Hot flashes associated with menopause can be miserable, but in most cases they do go away on their own, usually within six months to a year. With the popularity of hormone replacement therapy (HRT) on the wane, these two alternative remedies may be worth a try.
Black cohosh. Used in Europe for more than 40 years, this herb may help moderate hot flashes, mood swings and insomnia, and has proven to be effective in several studies. For relief of menopausal symptoms, especially hot flashes, begin taking 20 mg twice a day for six weeks, then try increasing the dose to 40 mg twice per day if hot flashes do not decrease in severity or intensity. Although early evidence was mixed, black cohosh does not appear to have direct estrogenic effects and women with a history of breast cancer can safely use it.
Whole soy foods. As you may know, soy foods contain plant estrogens, and Japanese women whose diets contain soy experience fewer hot flashes. Although we continue to investigate the role of soy (other elements of the Japanese diet and lifestyle may play a part), adding soy to your diet may help. I suggest two helpings daily of whole soy foods such as tofu, tempeh, edamame (green soy beans in the pod) and miso.”
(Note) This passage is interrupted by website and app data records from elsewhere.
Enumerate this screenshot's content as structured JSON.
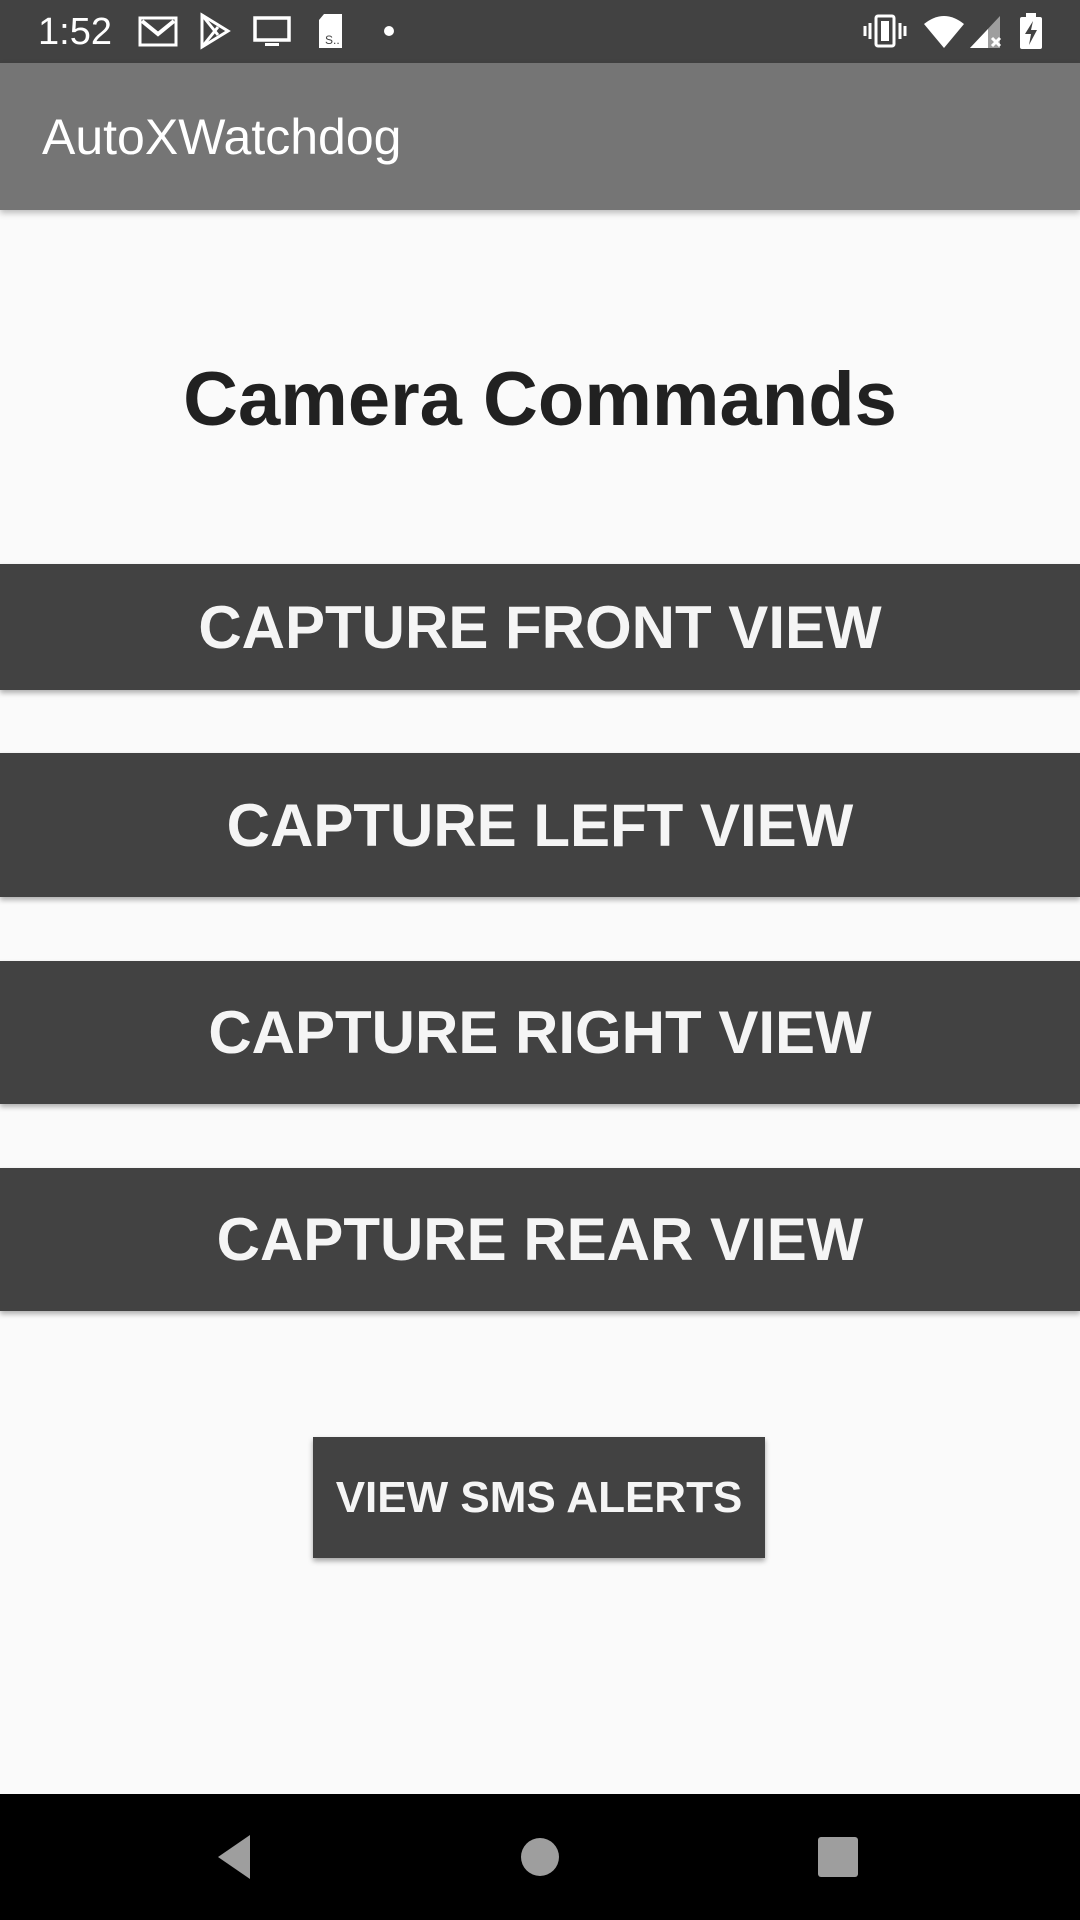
{
  "status_bar": {
    "time": "1:52",
    "left_icons": [
      "gmail-icon",
      "play-store-icon",
      "cast-screen-icon",
      "sd-card-icon",
      "notification-dot-icon"
    ],
    "right_icons": [
      "vibrate-icon",
      "wifi-icon",
      "signal-icon",
      "battery-charging-icon"
    ]
  },
  "app_bar": {
    "title": "AutoXWatchdog"
  },
  "main": {
    "heading": "Camera Commands",
    "buttons": [
      {
        "label": "CAPTURE FRONT VIEW"
      },
      {
        "label": "CAPTURE LEFT VIEW"
      },
      {
        "label": "CAPTURE RIGHT VIEW"
      },
      {
        "label": "CAPTURE REAR VIEW"
      }
    ],
    "sms_button": "VIEW SMS ALERTS"
  },
  "nav_bar": {
    "icons": [
      "back-icon",
      "home-icon",
      "recents-icon"
    ]
  },
  "colors": {
    "status_bar": "#424242",
    "app_bar": "#757575",
    "button": "#424242",
    "button_text": "#f5f5f5",
    "background": "#fafafa",
    "nav_bar": "#000000"
  }
}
Prevention is the Best Medicine
For those with a personal or family history of any type of disease with a genetic component, reducing risks can be challenging but well worth the effort. Whether it’s eating well, losing weight, getting regular exercise or managing stress, the time and focused commitment to implement the tasks into your daily routine is vital to your health. Dr. Weil on Healthy Aging ”
Licensed Massage Therapist, Palm Bay, Melbourne, Indialantic, Vero Beach